Our flexible, family-centered policies allow patients and their partners to include doulas and other helpers as part of their birthing experience. Our nurses and other members of your support team will work with you to make your natural childbirth experience as comfortable as possible.
Our goal is for you to have a positive childbirth experience, and to provide you and your family with the highest level of patient care in a supportive environment.
Obstetrical anesthesiologists at Beth Israel Deaconess Medical Center are key members of the labor and delivery team. Our philosophy of care focuses on the needs of the individual patient, offering a complete range of anesthesia options — from the minimum to the very latest that modern medicine has to offer. When you begin labor, our anesthesiology team will be available to discuss all of your pain relief options. The choice is yours.
Making the Choice for Pain Relief
Several types of pain medication may be given to a patient who is delivering vaginally. It is important to recognize that each labor, and each patient's need and desire for pain relief, is different. Our bodies make their own pain relievers, called endorphins, and most patient seem to make enough endorphins for several hours of active labor. For others, analgesics or anesthesia may be helpful, and will not hurt the baby.
You do not have to make a final decision about pain relief at any particular time before or during labor. As labor progresses, let your primary nurse know how you are feeling. If you decide you would like pain relief, your primary nurse, your provider, and an anesthesiologist can help you choose the best option.
Medication for Relieving Pain (Analgesics)
A morphine-like pain medication called Numorphan can help relax you and decrease your perception of pain. Numorphan may be given as a shot or through an intravenous line. It enters your bloodstream, which means that some of the medication passes through your placenta to your baby. This medication is usually given during the early part of the active phase of labor so both you and your baby can metabolize (use up) most of it before you deliver. Sometimes, when given too late in labor, Numorphan may cause your baby to be sleepy at birth. If you decide you would like an epidural after receiving Numorphan, it is usually not a problem.
The "Lite" Epidural
At BIDMC, we offer lite epidurals, a type of epidural that offers pain relief during contractions while allowing you to retain all or most of your muscle strength. During labor and delivery, pain is caused by pressure on nerves. An epidural involves injecting medication into the epidural space of your spine in your lower back in order to block the pain sensation.
While you are sitting up or lying on your side, a small area on your lower back is numbed with a local anesthetic. A needle is inserted into that area and a thin tube, called a catheter, is threaded through the needle. The needle is removed and the catheter, through which the anesthetic medication is injected, is left in place. The catheter is taped to your back and remains in place until after you deliver.
After you receive an epidural, you may feel the pressure of your contractions, but not the pain. With a lite epidural, you should be able to walk or sit up in a chair. Epidural anesthesia does not affect your baby or the progress of your labor.
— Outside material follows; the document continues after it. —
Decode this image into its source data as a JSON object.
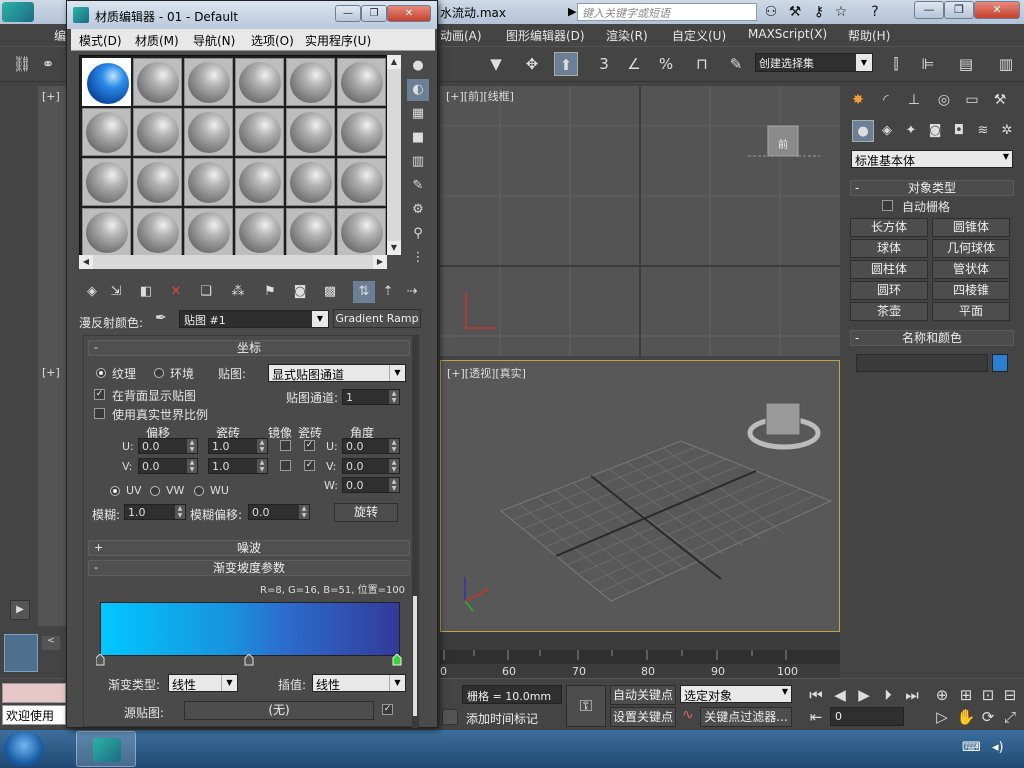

It is safe for most laboring women and is often recommended for women with medical problems.
Spinal/Epidural Combined Technique ('Lite Spinal')
Another form of pain relief during labor involves placing a needle into the epidural space and inserting another very thin spinal needle into the sac that surrounds the spinal canal. A small amount of a morphine-like medication (Fentanyl) is injected through the spinal needle. The needle is then removed and an epidural catheter remains in place. This procedure provides fast pain relief that lasts for several hours. After the initial medication wears off, pain relief can be continued by administering epidural medication through the catheter.
A spinal anesthetic may be administered during delivery if forceps are necessary. During this procedure, a small needle is inserted into your back, and a local anesthetic is injected into the sac below the bottom of the spinal cord. This anesthetic numbs your body from the waist down.
A local anesthetic (numbing medication) will be given if necessary for stitching any lacerations and/or episiotomy made during the delivery.
A pudendal block numbs the area of the vulva, vagina, and anus by injecting local anesthesia deep into the vagina. A pudendal block may be used for pain control during the second stage of labor and during delivery.